What is needed: Word for word, restate the records that follow.

Interface dataset entries:
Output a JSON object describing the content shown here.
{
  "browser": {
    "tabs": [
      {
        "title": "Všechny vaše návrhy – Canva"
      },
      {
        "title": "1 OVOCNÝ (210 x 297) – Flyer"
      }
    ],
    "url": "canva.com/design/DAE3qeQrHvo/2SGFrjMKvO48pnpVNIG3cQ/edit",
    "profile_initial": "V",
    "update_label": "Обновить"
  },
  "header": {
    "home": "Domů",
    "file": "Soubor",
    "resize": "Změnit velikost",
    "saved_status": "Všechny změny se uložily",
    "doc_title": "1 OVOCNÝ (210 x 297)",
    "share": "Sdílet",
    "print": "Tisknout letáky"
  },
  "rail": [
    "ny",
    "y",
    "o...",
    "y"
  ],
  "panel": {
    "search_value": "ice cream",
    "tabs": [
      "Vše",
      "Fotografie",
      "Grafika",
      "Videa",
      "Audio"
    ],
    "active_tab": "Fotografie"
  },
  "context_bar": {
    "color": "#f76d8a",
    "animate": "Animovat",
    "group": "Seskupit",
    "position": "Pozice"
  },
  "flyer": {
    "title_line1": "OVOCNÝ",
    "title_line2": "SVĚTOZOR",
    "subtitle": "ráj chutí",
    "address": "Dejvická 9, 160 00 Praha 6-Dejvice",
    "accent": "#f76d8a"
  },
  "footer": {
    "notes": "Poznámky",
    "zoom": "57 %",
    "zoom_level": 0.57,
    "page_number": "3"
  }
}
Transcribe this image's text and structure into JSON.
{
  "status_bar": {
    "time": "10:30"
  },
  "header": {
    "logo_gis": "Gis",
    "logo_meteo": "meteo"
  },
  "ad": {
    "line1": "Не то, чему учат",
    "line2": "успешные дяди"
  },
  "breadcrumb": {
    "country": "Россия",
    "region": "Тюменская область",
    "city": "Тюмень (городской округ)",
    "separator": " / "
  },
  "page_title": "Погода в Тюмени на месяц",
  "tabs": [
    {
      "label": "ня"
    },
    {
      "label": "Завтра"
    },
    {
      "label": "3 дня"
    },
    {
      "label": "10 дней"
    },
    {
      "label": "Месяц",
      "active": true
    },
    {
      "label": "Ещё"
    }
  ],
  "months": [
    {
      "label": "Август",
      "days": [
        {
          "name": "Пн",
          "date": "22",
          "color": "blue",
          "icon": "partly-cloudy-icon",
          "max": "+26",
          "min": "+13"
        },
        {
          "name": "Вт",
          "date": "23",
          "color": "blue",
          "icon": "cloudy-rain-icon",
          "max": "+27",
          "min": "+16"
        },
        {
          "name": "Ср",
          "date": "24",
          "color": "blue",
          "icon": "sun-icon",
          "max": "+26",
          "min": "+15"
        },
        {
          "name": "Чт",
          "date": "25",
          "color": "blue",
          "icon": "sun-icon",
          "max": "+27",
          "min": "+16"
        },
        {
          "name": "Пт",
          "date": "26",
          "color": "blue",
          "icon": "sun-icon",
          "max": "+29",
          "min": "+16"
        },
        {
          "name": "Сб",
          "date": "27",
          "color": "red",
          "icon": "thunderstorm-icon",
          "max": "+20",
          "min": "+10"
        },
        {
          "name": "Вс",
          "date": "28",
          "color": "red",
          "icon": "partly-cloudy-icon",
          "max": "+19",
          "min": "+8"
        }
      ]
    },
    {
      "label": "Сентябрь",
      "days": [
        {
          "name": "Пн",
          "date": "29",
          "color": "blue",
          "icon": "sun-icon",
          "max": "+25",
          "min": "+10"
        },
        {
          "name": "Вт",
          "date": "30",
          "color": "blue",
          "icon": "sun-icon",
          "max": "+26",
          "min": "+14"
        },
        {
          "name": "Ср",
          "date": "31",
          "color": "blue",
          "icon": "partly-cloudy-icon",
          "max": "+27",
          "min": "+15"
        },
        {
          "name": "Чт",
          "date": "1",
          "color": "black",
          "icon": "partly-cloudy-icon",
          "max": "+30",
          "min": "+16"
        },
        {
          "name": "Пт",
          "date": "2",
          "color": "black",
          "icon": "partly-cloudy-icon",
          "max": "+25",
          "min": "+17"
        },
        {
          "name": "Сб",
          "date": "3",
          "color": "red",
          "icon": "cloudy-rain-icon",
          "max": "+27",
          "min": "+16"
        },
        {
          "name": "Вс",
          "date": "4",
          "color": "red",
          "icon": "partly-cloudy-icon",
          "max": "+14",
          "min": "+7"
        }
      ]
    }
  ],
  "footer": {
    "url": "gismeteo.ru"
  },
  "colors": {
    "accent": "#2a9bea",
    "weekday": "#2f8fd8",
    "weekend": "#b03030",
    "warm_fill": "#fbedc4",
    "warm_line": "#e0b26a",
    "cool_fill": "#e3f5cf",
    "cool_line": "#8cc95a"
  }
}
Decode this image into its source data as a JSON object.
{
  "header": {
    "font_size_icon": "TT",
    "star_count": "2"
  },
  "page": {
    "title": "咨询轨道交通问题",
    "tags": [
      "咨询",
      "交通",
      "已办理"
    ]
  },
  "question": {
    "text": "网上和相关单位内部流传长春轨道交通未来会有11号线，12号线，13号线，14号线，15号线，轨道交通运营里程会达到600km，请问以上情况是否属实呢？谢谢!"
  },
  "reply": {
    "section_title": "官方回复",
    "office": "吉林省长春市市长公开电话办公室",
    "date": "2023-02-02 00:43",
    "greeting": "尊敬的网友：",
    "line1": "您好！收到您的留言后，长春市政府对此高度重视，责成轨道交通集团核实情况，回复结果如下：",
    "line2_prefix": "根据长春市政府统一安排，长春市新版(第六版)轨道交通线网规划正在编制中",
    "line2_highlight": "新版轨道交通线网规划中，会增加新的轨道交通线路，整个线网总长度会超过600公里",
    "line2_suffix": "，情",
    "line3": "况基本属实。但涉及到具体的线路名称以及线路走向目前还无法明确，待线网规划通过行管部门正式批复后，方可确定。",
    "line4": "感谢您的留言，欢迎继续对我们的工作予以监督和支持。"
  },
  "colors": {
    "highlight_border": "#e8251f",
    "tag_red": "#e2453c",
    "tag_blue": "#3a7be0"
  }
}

Answer area:
Output a JSON object describing the content shown here.
{
  "browser": {
    "tabs": [
      {
        "title": "Všechny vaše návrhy – Canva"
      },
      {
        "title": "1 OVOCNÝ (210 x 297) – Flyer"
      }
    ],
    "url": "canva.com/design/DAE3qeQrHvo/2SGFrjMKvO48pnpVNIG3cQ/edit",
    "profile_initial": "V",
    "update_label": "Обновить"
  },
  "header": {
    "home": "Domů",
    "file": "Soubor",
    "resize": "Změnit velikost",
    "saved_status": "Všechny změny se uložily",
    "doc_title": "1 OVOCNÝ (210 x 297)",
    "share": "Sdílet",
    "print": "Tisknout letáky"
  },
  "rail": [
    "ny",
    "y",
    "o...",
    "y"
  ],
  "panel": {
    "search_value": "ice cream",
    "tabs": [
      "Vše",
      "Fotografie",
      "Grafika",
      "Videa",
      "Audio"
    ],
    "active_tab": "Fotografie"
  },
  "context_bar": {
    "color": "#f76d8a",
    "animate": "Animovat",
    "group": "Seskupit",
    "position": "Pozice"
  },
  "flyer": {
    "title_line1": "OVOCNÝ",
    "title_line2": "SVĚTOZOR",
    "subtitle": "ráj chutí",
    "address": "Dejvická 9, 160 00 Praha 6-Dejvice",
    "accent": "#f76d8a"
  },
  "footer": {
    "notes": "Poznámky",
    "zoom": "57 %",
    "zoom_level": 0.57,
    "page_number": "3"
  }
}
Transcribe this image's text and structure into JSON.
{
  "status_bar": {
    "time": "10:30"
  },
  "header": {
    "logo_gis": "Gis",
    "logo_meteo": "meteo"
  },
  "ad": {
    "line1": "Не то, чему учат",
    "line2": "успешные дяди"
  },
  "breadcrumb": {
    "country": "Россия",
    "region": "Тюменская область",
    "city": "Тюмень (городской округ)",
    "separator": " / "
  },
  "page_title": "Погода в Тюмени на месяц",
  "tabs": [
    {
      "label": "ня"
    },
    {
      "label": "Завтра"
    },
    {
      "label": "3 дня"
    },
    {
      "label": "10 дней"
    },
    {
      "label": "Месяц",
      "active": true
    },
    {
      "label": "Ещё"
    }
  ],
  "months": [
    {
      "label": "Август",
      "days": [
        {
          "name": "Пн",
          "date": "22",
          "color": "blue",
          "icon": "partly-cloudy-icon",
          "max": "+26",
          "min": "+13"
        },
        {
          "name": "Вт",
          "date": "23",
          "color": "blue",
          "icon": "cloudy-rain-icon",
          "max": "+27",
          "min": "+16"
        },
        {
          "name": "Ср",
          "date": "24",
          "color": "blue",
          "icon": "sun-icon",
          "max": "+26",
          "min": "+15"
        },
        {
          "name": "Чт",
          "date": "25",
          "color": "blue",
          "icon": "sun-icon",
          "max": "+27",
          "min": "+16"
        },
        {
          "name": "Пт",
          "date": "26",
          "color": "blue",
          "icon": "sun-icon",
          "max": "+29",
          "min": "+16"
        },
        {
          "name": "Сб",
          "date": "27",
          "color": "red",
          "icon": "thunderstorm-icon",
          "max": "+20",
          "min": "+10"
        },
        {
          "name": "Вс",
          "date": "28",
          "color": "red",
          "icon": "partly-cloudy-icon",
          "max": "+19",
          "min": "+8"
        }
      ]
    },
    {
      "label": "Сентябрь",
      "days": [
        {
          "name": "Пн",
          "date": "29",
          "color": "blue",
          "icon": "sun-icon",
          "max": "+25",
          "min": "+10"
        },
        {
          "name": "Вт",
          "date": "30",
          "color": "blue",
          "icon": "sun-icon",
          "max": "+26",
          "min": "+14"
        },
        {
          "name": "Ср",
          "date": "31",
          "color": "blue",
          "icon": "partly-cloudy-icon",
          "max": "+27",
          "min": "+15"
        },
        {
          "name": "Чт",
          "date": "1",
          "color": "black",
          "icon": "partly-cloudy-icon",
          "max": "+30",
          "min": "+16"
        },
        {
          "name": "Пт",
          "date": "2",
          "color": "black",
          "icon": "partly-cloudy-icon",
          "max": "+25",
          "min": "+17"
        },
        {
          "name": "Сб",
          "date": "3",
          "color": "red",
          "icon": "cloudy-rain-icon",
          "max": "+27",
          "min": "+16"
        },
        {
          "name": "Вс",
          "date": "4",
          "color": "red",
          "icon": "partly-cloudy-icon",
          "max": "+14",
          "min": "+7"
        }
      ]
    }
  ],
  "footer": {
    "url": "gismeteo.ru"
  },
  "colors": {
    "accent": "#2a9bea",
    "weekday": "#2f8fd8",
    "weekend": "#b03030",
    "warm_fill": "#fbedc4",
    "warm_line": "#e0b26a",
    "cool_fill": "#e3f5cf",
    "cool_line": "#8cc95a"
  }
}
Decode this image into its source data as a JSON object.
{
  "header": {
    "font_size_icon": "TT",
    "star_count": "2"
  },
  "page": {
    "title": "咨询轨道交通问题",
    "tags": [
      "咨询",
      "交通",
      "已办理"
    ]
  },
  "question": {
    "text": "网上和相关单位内部流传长春轨道交通未来会有11号线，12号线，13号线，14号线，15号线，轨道交通运营里程会达到600km，请问以上情况是否属实呢？谢谢!"
  },
  "reply": {
    "section_title": "官方回复",
    "office": "吉林省长春市市长公开电话办公室",
    "date": "2023-02-02 00:43",
    "greeting": "尊敬的网友：",
    "line1": "您好！收到您的留言后，长春市政府对此高度重视，责成轨道交通集团核实情况，回复结果如下：",
    "line2_prefix": "根据长春市政府统一安排，长春市新版(第六版)轨道交通线网规划正在编制中",
    "line2_highlight": "新版轨道交通线网规划中，会增加新的轨道交通线路，整个线网总长度会超过600公里",
    "line2_suffix": "，情",
    "line3": "况基本属实。但涉及到具体的线路名称以及线路走向目前还无法明确，待线网规划通过行管部门正式批复后，方可确定。",
    "line4": "感谢您的留言，欢迎继续对我们的工作予以监督和支持。"
  },
  "colors": {
    "highlight_border": "#e8251f",
    "tag_red": "#e2453c",
    "tag_blue": "#3a7be0"
  }
}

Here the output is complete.